I guess it's not trust that I have for the corporations though. There are certain pieces of information I am expected to provide to them, and they are expected to keep certain pieces of information private. Again, privacy is a part of the transaction, it's a currency, and in the case of my SSN they are meant to (I think) hold that number close to their chest. With Google, there is no expectation that's what they're going to do. You also get more from Google though, I'd argue.

Anyway, regardless of if you're more concerned with privacy than me, or less, it's widely being, I don't want to say devalued, but its becoming less of a concern. I think that it will become less and less of a concern as time goes on. As people are born into a world where privacy isn't brought up in households as something young people should concern themselves with. Why care what people know about me? Especially when I'm just a single number in a batch of big data. Maybe being a part of the crowd will be its own kind of privacy.

At lunch today, though, it was pointed out to me that it's very possible that privacy will make a come back at a certain point. Maybe our generation will be greatly affected by our lack of privacy somehow, and pass on this experience, telling our children to be careful with what they give. Maybe people who have grown up in a world with little to no privacy will cherish what little they are able to get, granting a value to it higher than any generation before.

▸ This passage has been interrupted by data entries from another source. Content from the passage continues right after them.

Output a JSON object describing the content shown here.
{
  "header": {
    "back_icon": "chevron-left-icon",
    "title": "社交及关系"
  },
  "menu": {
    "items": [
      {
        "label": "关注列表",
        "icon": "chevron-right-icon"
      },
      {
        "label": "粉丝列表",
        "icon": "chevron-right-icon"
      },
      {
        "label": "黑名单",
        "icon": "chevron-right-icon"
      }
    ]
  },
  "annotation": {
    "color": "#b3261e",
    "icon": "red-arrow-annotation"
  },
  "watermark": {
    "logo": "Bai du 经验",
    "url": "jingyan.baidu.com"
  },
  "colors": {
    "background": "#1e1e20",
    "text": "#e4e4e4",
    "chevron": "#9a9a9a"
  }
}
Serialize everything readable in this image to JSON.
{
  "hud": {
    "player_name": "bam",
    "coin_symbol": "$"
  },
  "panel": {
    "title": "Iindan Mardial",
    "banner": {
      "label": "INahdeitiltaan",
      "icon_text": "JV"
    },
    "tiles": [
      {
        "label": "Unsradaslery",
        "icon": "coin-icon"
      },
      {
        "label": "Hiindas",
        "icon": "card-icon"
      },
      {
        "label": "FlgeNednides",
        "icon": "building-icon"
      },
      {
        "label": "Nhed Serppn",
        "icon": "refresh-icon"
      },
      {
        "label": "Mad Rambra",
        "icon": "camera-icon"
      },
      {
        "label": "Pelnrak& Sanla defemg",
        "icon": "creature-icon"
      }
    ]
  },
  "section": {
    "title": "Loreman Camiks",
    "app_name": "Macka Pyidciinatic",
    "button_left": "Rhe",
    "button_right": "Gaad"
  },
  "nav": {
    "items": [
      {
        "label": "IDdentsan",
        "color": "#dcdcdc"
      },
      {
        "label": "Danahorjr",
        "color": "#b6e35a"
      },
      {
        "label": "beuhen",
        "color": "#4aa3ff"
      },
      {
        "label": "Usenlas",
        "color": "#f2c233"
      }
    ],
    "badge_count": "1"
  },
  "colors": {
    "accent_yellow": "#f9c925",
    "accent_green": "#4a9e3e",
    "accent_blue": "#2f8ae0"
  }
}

I can picture a future where people shed themselves of whatever technology replaces the smartphone, and a night or two every month they take a walk outside the city. Maybe people will do it on their own. Maybe people will do it with each other, and establish a velvet curtain intimacy. Maybe they don't come back.

What do you think?